Pag is known for its unique traditional specialties and culinary culture and it makes a delightful destination for anyone who enjoys good food served in the tranquil surroundings of a scenic Mediterranean landscape. Like most places in Dalmatia, the island offers fresh and simple meals with local seafood, fish stews, and other dishes that reflect the region’s culinary traditions. Traditional Pag dishes typically consist of the famed Pag cheese, lamb and other organic, local foods and ingredients that include olives, olive oil, fresh seasonal vegetables, wild herbs, figs, almonds, grapes, citrus fruits, and the locally produced sage blossom honey.
Pag cheese, a hard cheese made from the milk of the local sheep, is widely thought to be Croatia’s best cheese. It is served as an appetizer with local prosciutto, salted anchovies, grapes, black olives and wine or used as an ingredient in various dishes. Some of the popular recipes include the delicious Pag cheese risotto, stuffed calamari, and roasted asparagus with grated cheese. However, even though it makes an excellent addition to any meal, Pag cheese is best served separately from other foods, as this is the best way to fully appreciate its complex, distinctive taste. Additionally, the whey which is left over after making the cheese is boiled and used to prepare fresh cheese, a delicious creamy spread eaten with bread or pancakes, or used as a filling in various cakes.

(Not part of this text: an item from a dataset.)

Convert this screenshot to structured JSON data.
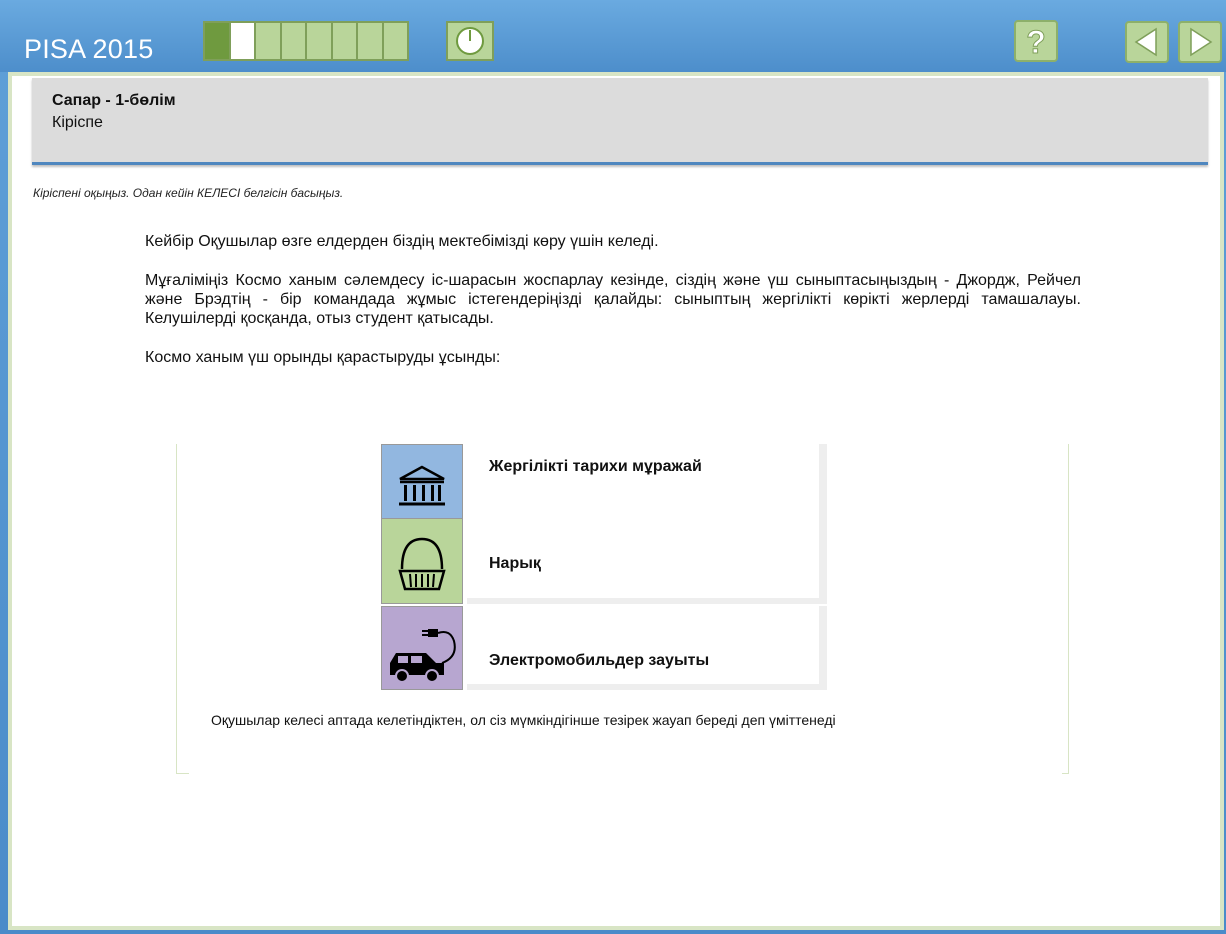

The unique flavour of the Pag cheese comes from the milk of the indigenous local sheep that graze on the island’s aromatic vegetation, which is salted by strong northern winds tumbling down the slopes of Velebit mountain and across the sea to the island during the cold season. As a result of salt dust being scattered across the island, only the most resilient plants survive, including the fragrant Pag sage, pot marigold, wild thyme, mountain germander and other aromatic herbs that the island is known for.
Lamb seasoned with sage and other local spices is one of Pag’s signature gastronomical specialties. The lamb is typically grilled, cooked, spit-roasted, baked under a baking lid or in an oven and served with potatoes and fresh vegetables. The meat itself has a very specific flavour thanks to the Pag lambs’ steady diet of salted aromatic vegetation. Like the Pag cheese, the lamb has a protected designation of origin and is unique to the island.
Visitors looking to enjoy a unique culinary experience and explore the flavours of traditional Croatian food can book their stay at the Boškinac hotel, which opens its doors for the upcoming season on March 17. The hotel’s restaurant serves the island’s excellent lamb, cheese and fresh fish prepared in a number of unique, creative ways, along with some of the best wines of Croatia, including a fine selection from the Boškinac winery.
Those looking to book their stay in the early spring, from March 17 to April 27, can enjoy the hotel’s weekend gourmet offer and take special gift packages home with them to share some of the flavours of Pag with their friends and family.